### Prompt
Reproduce every entry that follows word for word, but omit the images.

### Data for analysis
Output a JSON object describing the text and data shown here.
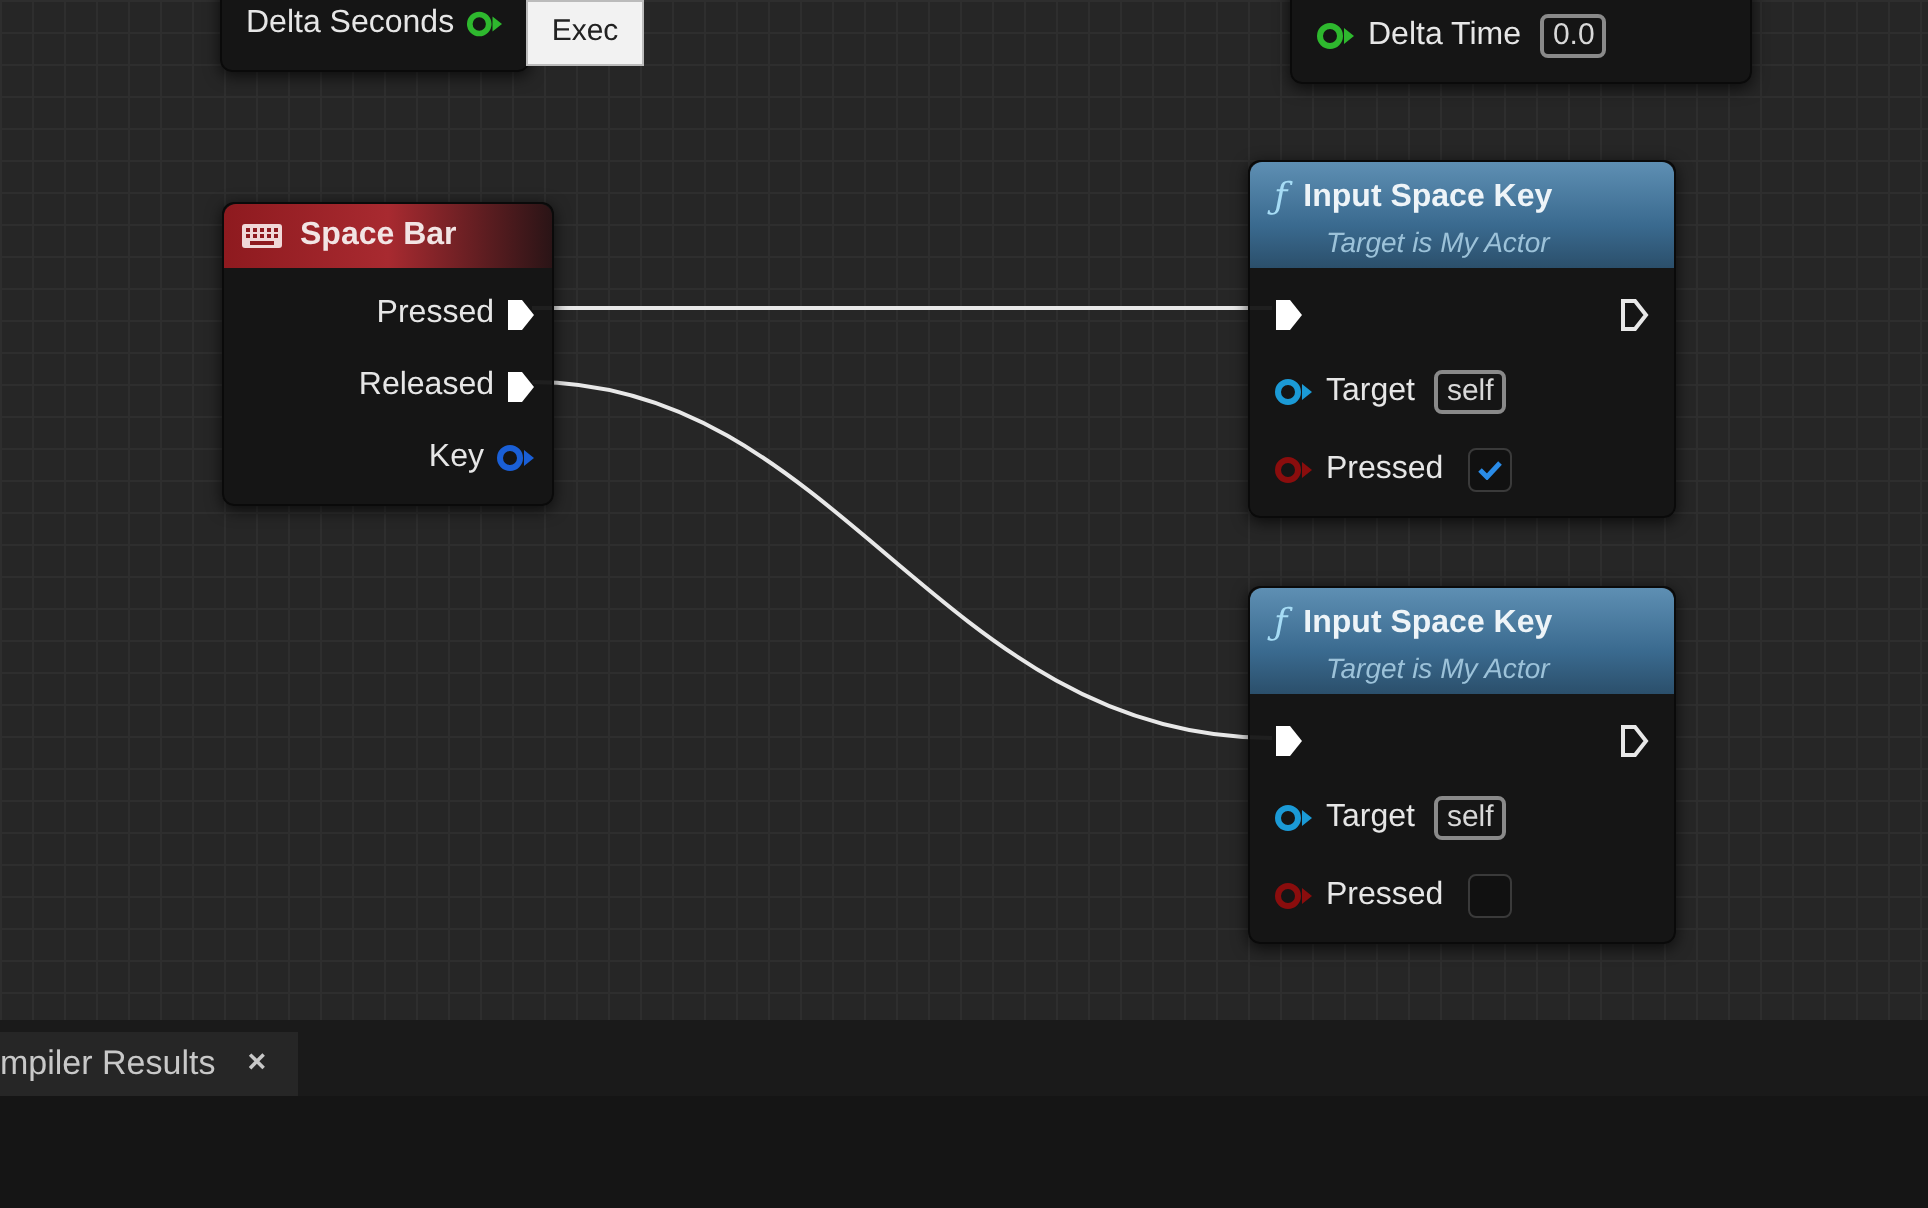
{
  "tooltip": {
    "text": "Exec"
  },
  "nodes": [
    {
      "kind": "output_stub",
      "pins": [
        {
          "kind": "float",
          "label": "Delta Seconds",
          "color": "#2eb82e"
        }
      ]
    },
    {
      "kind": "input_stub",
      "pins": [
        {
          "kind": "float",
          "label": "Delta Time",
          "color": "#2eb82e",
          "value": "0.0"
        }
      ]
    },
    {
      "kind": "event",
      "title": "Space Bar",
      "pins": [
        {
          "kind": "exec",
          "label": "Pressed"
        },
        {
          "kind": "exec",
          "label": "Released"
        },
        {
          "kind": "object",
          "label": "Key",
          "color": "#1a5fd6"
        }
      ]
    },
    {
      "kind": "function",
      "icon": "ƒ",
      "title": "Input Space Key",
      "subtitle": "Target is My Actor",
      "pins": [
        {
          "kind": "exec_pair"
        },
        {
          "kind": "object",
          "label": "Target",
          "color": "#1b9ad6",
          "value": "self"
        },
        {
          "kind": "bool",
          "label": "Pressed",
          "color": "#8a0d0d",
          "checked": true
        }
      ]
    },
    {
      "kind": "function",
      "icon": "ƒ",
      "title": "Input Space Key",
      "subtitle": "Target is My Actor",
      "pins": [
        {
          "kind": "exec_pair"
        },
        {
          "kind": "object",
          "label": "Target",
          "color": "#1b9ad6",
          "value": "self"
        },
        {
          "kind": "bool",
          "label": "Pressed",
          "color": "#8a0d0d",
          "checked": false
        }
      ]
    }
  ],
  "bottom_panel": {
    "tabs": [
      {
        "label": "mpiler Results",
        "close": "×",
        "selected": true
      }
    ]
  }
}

### Response area
Output a JSON object describing the text and data shown here.
{
  "tooltip": {
    "text": "Exec"
  },
  "nodes": [
    {
      "kind": "output_stub",
      "pins": [
        {
          "kind": "float",
          "label": "Delta Seconds",
          "color": "#2eb82e"
        }
      ]
    },
    {
      "kind": "input_stub",
      "pins": [
        {
          "kind": "float",
          "label": "Delta Time",
          "color": "#2eb82e",
          "value": "0.0"
        }
      ]
    },
    {
      "kind": "event",
      "title": "Space Bar",
      "pins": [
        {
          "kind": "exec",
          "label": "Pressed"
        },
        {
          "kind": "exec",
          "label": "Released"
        },
        {
          "kind": "object",
          "label": "Key",
          "color": "#1a5fd6"
        }
      ]
    },
    {
      "kind": "function",
      "icon": "ƒ",
      "title": "Input Space Key",
      "subtitle": "Target is My Actor",
      "pins": [
        {
          "kind": "exec_pair"
        },
        {
          "kind": "object",
          "label": "Target",
          "color": "#1b9ad6",
          "value": "self"
        },
        {
          "kind": "bool",
          "label": "Pressed",
          "color": "#8a0d0d",
          "checked": true
        }
      ]
    },
    {
      "kind": "function",
      "icon": "ƒ",
      "title": "Input Space Key",
      "subtitle": "Target is My Actor",
      "pins": [
        {
          "kind": "exec_pair"
        },
        {
          "kind": "object",
          "label": "Target",
          "color": "#1b9ad6",
          "value": "self"
        },
        {
          "kind": "bool",
          "label": "Pressed",
          "color": "#8a0d0d",
          "checked": false
        }
      ]
    }
  ],
  "bottom_panel": {
    "tabs": [
      {
        "label": "mpiler Results",
        "close": "×",
        "selected": true
      }
    ]
  }
}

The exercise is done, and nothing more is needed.